Thursday, January 3, 2019

Interrelated Spheres

I started the Spherical Model blog in March 2011, to support and expand on the ideas on the website, which remain there pretty much unchanged since fall 2010. While I still stand by the original ideas, I continue to practice better ways of saying things.

The Spherical Model
Political Sphere

The Spherical Model itself is still pretty obscure. So, I occasionally explain the model. The start of a new year seems like a good time. I’ve been doing this the last several years.

I usually start with links to the model:

Condensed version here: The Political Sphere Is Round 
The whole website here:
In that condensed version—which is the last post of 2014—I give this reason:

Next time someone suggests you are (or an idea is) far-right extreme, check to see whether their position is more accurately some level of southern statist tyranny. Missing the possibility of the entire northern hemisphere of freedom is common. Most of world history shows an oscillation between statist tyranny and anarchic tyranny, or from one statist tyranny to another. Change the discussion by changing the terms and then dealing with principles. Then move north to freedom.
In January 2018 I talked more about why the Spherical Model is needed, what misunderstandings it resolves. And then I linked to some of the collections and “best of” posts of the previous year of 2017. I recently did a “best of” list for 2018.

Back in January 2017 I covered the principles that will lead to north on the sphere for political freedom, economic prosperity, and civilization. As I concluded then,

If we can agree that we want freedom, prosperity, and civilization—as opposed to tyranny, poverty, and savagery—that’s a lot of agreement. And then we can move the conversation on to how we get those outcomes.
In January 2016, we defined freedom and some other terms basic to understanding the model. 
In March of that year I did a “Review of the Proper Role of Government,” one of the model’s basic principles.

In other words, I’m not trying to keep this a secret. I really believe people would be better off thinking in terms of the Spherical Model, rather than the more common error-ridden left/right model.
The Political, Economic, and Social Spheres
of the Spherical Model

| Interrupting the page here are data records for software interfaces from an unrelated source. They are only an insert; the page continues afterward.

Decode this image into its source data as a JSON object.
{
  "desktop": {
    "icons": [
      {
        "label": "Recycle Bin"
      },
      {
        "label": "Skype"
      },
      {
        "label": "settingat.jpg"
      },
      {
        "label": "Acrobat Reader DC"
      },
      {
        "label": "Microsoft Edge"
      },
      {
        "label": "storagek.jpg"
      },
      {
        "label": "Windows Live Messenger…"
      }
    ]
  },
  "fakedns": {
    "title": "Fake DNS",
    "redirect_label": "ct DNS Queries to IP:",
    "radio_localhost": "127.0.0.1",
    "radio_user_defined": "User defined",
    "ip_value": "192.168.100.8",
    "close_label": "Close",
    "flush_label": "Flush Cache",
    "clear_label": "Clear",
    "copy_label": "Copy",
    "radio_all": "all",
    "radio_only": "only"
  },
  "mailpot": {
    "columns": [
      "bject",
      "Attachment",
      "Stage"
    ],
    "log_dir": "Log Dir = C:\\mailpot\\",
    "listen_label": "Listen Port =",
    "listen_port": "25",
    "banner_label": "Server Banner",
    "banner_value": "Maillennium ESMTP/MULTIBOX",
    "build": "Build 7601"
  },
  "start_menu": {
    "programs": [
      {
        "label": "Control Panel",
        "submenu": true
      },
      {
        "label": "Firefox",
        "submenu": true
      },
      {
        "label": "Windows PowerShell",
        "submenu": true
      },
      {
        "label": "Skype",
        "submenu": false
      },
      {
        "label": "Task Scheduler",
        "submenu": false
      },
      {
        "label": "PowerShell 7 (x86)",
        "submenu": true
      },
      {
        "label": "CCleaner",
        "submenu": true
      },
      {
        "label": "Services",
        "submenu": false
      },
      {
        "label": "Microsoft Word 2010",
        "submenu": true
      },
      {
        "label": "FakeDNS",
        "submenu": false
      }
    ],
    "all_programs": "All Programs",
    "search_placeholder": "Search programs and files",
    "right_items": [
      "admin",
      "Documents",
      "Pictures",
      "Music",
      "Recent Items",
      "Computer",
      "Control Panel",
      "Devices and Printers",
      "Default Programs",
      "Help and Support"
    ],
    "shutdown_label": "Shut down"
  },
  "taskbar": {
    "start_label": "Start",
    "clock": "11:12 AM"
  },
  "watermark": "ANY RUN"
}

As I say in the subheading of the blog, the political, economic, and social spheres are interrelated. Evidence for that comes up frequently. Several evenings ago we had dinner with a friend from Uganda, who was visiting Texas during the holidays. (Unfortunately, it was cold while she was here.) She had lived in Venezuela for a while—while things were bad but not as horrendous as they are now. She loves her native Africa, but her country and others, she admits, can’t move forward quickly because of rampant corruption. Even when a new leader comes in and tries to make things better, the same people who were corrupt before go on to get similar jobs, based on their previous experience, and continue their corruption. The social sphere affects the economic sphere.

Another example was a radio broadcast I heard earlier this week on the economic talk show that comes on at noon daily here (STA Money Hour)[i]. The financial planners were talking with a lawyer who offers advice on financial planning for families—wills, trusts, etc. One thing he said was that it was rare to get the various experts hired to help the same family business in a room at the same time: the accountant, the investment banker, the financial planner, the lawyer. Their tasks interrelate, and they could do a better job if they communicated.

But one other point he made was that successful family businesses differ widely in their ability to sustain their wealth. And the difference has more to do with family strength and cohesion than any business/economic ability. Two hypothetical families could grow identical-sized businesses, creating wealth they hope will help the family for generations. This could be true whether or not the next generation actually wants to work in the business. One could go on generation after generation, while the other could lose everything by the second or third generation.

The qualities required for long-term success are working together, recognizing one another’s strengths, being honest, and having integrity. Those that don’t have these qualities tend to lose the wealth. It gets squandered with profligate spending or unwise attempts for growth, losing sight of the company’s mission and how that affects the family. Sometimes it gets squandered by spoiled rich kids, who were lavished with the wealth without being taught how to earn it and value it. But, any way you look at it, the main cause of loss of wealth to a successful family-owned or closely held company is weakness in the family.

Family is the basic unit of civilization. And economic prosperity is closely tied with civilization.
Graphic found here

That is also true in the larger world. A nation that ignores the requirements of honoring God, life, family, property, and truth engender corruption rather than wealth. A nation where a critical mass of people do honor those things—which happen to be the basics of the Ten Commandments—are likely to prosper in personal freedom, economic prosperity, and thriving civilization.

I’m not just saying you have to be a social conservative as well as an economic conservative; I’m saying you can’t get north, to freedom, prosperity, and civilization, unless you abide by the principles of all three of those spheres—because they all interrelate.

[i] This was New Year’s Day. I’m guessing it was a “best of” rebroadcast, because that date wasn’t available as a podcast.

No comments:

Post a Comment